**RECORDS SHOWN:**
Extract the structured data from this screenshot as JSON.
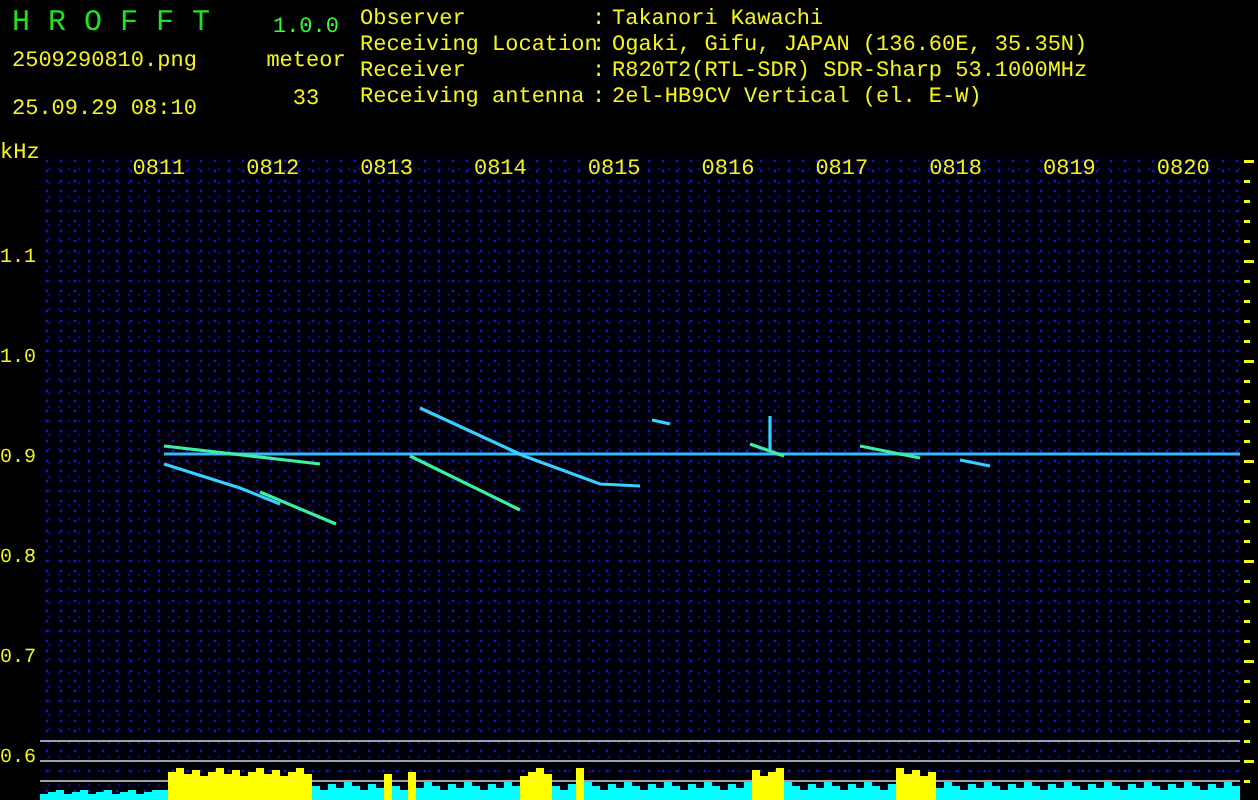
{
  "header": {
    "app_name": "H R O F F T",
    "version": "1.0.0",
    "filename": "2509290810.png",
    "datetime": "25.09.29 08:10",
    "meteor_label": "meteor",
    "meteor_count": "33"
  },
  "info": [
    {
      "label": "Observer",
      "separator": ":",
      "value": "Takanori Kawachi"
    },
    {
      "label": "Receiving Location",
      "separator": ":",
      "value": "Ogaki, Gifu, JAPAN (136.60E, 35.35N)"
    },
    {
      "label": "Receiver",
      "separator": ":",
      "value": "R820T2(RTL-SDR) SDR-Sharp 53.1000MHz"
    },
    {
      "label": "Receiving antenna",
      "separator": ":",
      "value": "2el-HB9CV Vertical (el. E-W)"
    }
  ],
  "y_axis": {
    "unit": "kHz",
    "labels": [
      "1.1",
      "1.0",
      "0.9",
      "0.8",
      "0.7",
      "0.6"
    ]
  },
  "time_labels": [
    "0811",
    "0812",
    "0813",
    "0814",
    "0815",
    "0816",
    "0817",
    "0818",
    "0819",
    "0820"
  ]
}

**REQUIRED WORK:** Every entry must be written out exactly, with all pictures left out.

**SOLUTION BELOW:**
Extract the structured data from this screenshot as JSON.
{
  "header": {
    "app_name": "H R O F F T",
    "version": "1.0.0",
    "filename": "2509290810.png",
    "datetime": "25.09.29 08:10",
    "meteor_label": "meteor",
    "meteor_count": "33"
  },
  "info": [
    {
      "label": "Observer",
      "separator": ":",
      "value": "Takanori Kawachi"
    },
    {
      "label": "Receiving Location",
      "separator": ":",
      "value": "Ogaki, Gifu, JAPAN (136.60E, 35.35N)"
    },
    {
      "label": "Receiver",
      "separator": ":",
      "value": "R820T2(RTL-SDR) SDR-Sharp 53.1000MHz"
    },
    {
      "label": "Receiving antenna",
      "separator": ":",
      "value": "2el-HB9CV Vertical (el. E-W)"
    }
  ],
  "y_axis": {
    "unit": "kHz",
    "labels": [
      "1.1",
      "1.0",
      "0.9",
      "0.8",
      "0.7",
      "0.6"
    ]
  },
  "time_labels": [
    "0811",
    "0812",
    "0813",
    "0814",
    "0815",
    "0816",
    "0817",
    "0818",
    "0819",
    "0820"
  ]
}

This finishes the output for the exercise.